Today's the deadline for telecom industry members to advise Industry Minister Tony Clement on how to get out of the mess the CRTC so inconveniently dropped in his lap in the Globalive Wireless Management Corp. decision.
Undoubtedly, the incumbents aren't be offering any quick fixes that would help a potential well-funded competitor off the mat.
Telus Corp., for example, put out a press release warning that if the government overturns the CRTC decision, “it would render meaningless Canada's laws on foreign ownership not just for wireless firms, but also for broadcasters, media, cable companies and wireline telecommunications firms that are governed by the same regulations.” Changes to the foreign ownership rules, it said, must be enacted by Parliament not “snuck in through the back door.” Telus, Shaw Communications and wireless startup Public Mobile Holdings were also part of a group that bought an ad in an Ottawa political newsletter to make sure the minister got the point.
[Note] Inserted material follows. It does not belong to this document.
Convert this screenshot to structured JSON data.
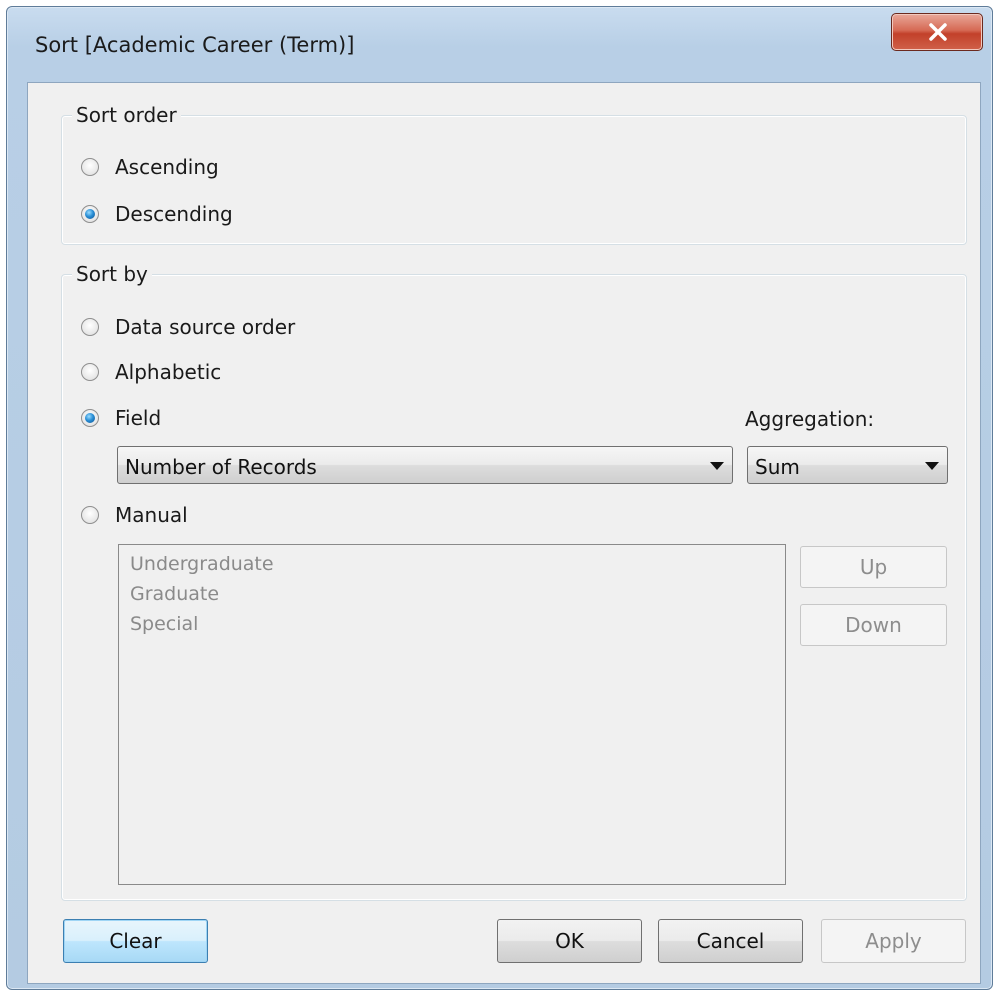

Presumably, Clement's office also got a few briefs written by lobbyists making the same point.
Not so hidden message: We'll raise bloody hell if you overturn the CRTC.
Meanwhile Rogers Communications Inc. and startup DAVE Wireless were quoted as generously being willing to buy some of Globalive's spectrum, to help finish off the carcass.
Globalive, which hopes to go to market under the Wind Mobile brand, is not averse to playing the publicity game either, though. It put out a release saying that because it still can't launch, some 400 of its employees in Calgary and the Toronto area this week are volunteering at nine public agencies ranging from food banks to a homework club.
Not so hidden message: We can only be charitable for so long. Don't put 400 people out of work.
On the other hand, the incumbents are right: Clement can't merely dump the CRTC ruling, unless the facts change. And they won't unless Globalive comes up with more Canadian investment.
Telecom consultant Mark Goldberg has suggested
in a blog that Clement can help in one way: Clarify how Globalive can “Canadianize” its debt, which is where the CRTC ruling was vague. That would help the startup without getting into foreign ownership laws.
Then all Globalive has to do is find the money.